Paul did not become an apostle in the same manner as did the rest of the apostles. He is first encountered as Saul at the stoning of Stephen in Acts 7. Acts 8:3 says, “But Saul began ravaging the church, entering house after house; and dragging off men and women, he would put them in prison.”
Acts 9, however, tells of his dramatic conversion after seeing Jesus while on the road to Damascus. In Acts 9:15, the Lord said to Ananias regarding Saul, “He is a chosen instrument of Mine, to bear My name before the Gentiles and kings and the sons of Israel.” Acts 22:14-15 records that the Lord, speaking through Ananias said to Paul, “The God of our fathers has appointed you to know His will, and to see the Righteous One, and to hear an utterance from His mouth. For you will be a witness for Him to all men of what you have seen and heard.” In Romans 1:1, Paul said he was “called as an apostle, set apart for the gospel of God.” After obeying the command to “be baptized, washing away your sins” (Acts 22:16), “immediately he began to proclaim Jesus in the synagogues, saying, “He is the Son of God”” (Acts 9:20).

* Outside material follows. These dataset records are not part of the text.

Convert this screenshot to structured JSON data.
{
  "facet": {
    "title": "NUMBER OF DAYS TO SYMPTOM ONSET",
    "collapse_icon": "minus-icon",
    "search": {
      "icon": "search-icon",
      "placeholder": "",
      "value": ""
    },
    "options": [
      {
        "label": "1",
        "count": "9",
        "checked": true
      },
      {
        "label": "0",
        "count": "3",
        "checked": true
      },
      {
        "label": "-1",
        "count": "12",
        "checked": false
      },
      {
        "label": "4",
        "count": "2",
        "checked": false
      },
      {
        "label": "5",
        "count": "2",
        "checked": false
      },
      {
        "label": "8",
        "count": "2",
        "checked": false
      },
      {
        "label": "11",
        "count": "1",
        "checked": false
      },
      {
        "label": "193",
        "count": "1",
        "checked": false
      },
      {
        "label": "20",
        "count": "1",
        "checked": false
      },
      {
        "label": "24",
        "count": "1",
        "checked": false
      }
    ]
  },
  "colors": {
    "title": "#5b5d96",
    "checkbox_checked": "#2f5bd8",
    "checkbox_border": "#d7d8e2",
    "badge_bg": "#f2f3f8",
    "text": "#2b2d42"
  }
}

Considering his past, it should not be surprising that Paul was not readily accepted by the church. Acts 9:26 says, “And when he had come to Jerusalem, he was trying to associate with the disciples; and they were all afraid of him, not believing that he was a disciple.” V27 tells how Barnabas convinced the brethren of the validity of Saul’s conversion.
Paul Defends His Apostleship
In response to further opposition, 2 Corinthians 10-13 records Paul’s determined defense of his apostleship and authority. Apparently there were those who denied that he was truly an apostle. They perhaps wished for a following of their own and thus set out to slander and criticize Paul (see 10:2,7,8,10).
Paul makes several valid points in order to establish his authority:
Despite his blatant defense given to the church in Corinth, Paul was actually very humble about his former way life and subsequent conversion and apostleship. In 1 Corinthians 15:9 he wrote, “For I am the least of the apostles, who am not fit to be called an apostle, because I persecuted the church of God.” He went on to express his thankfulness in v10: “For by the grace of God I am what I am, and His grace toward me did not prove vain; but I labored even more than all of them, yet not I, but the grace of God with me.” He further exhibits his humility in 2 Corinthians 3:5: “Not that we are adequate in ourselves to consider anything as coming from ourselves, but our adequacy is from God.”
Peter Defends Paul’s Apostleship
Probably the greatest proof of Paul’s apostleship and authority is found in 2 Peter 3:15-16. There Peter refers to Paul as “our beloved brother.” He states that Paul wrote “according to the wisdom given him.” Finally, Peter refers to (apparently) a collection of Paul’s letters and calls them “Scripture.” It is true that, in the early church, the term “Scripture” was generally used to refer to that of the Old Testament. But notice that Peter categorized the writings of Paul in the same class as “the rest of the Scriptures,” thus giving a clear indication that Paul’s writings are indeed truthful and authoritative. (A collection of Paul’s writings commonly known as the Pauline Corpus is dated from early in the 2nd century.)
Jesus said, “But when He, the Spirit of truth, comes, He will guide you into all truth” (John 16:13). The apostles would thus be divinely guided by the Holy Spirit in their teaching and writing. The apostle John was inspired when he recorded those words of Jesus. Luke was inspired when he wrote the account of Paul being called to be an apostle. Peter was inspired when he wrote that Paul’s writings were Scripture. Thus if Paul is not to be accepted as a true apostle and his writings as genuinely inspired, then several other inspired writers must also be shunned. It would be hoped that few would be willing to go to such an extreme.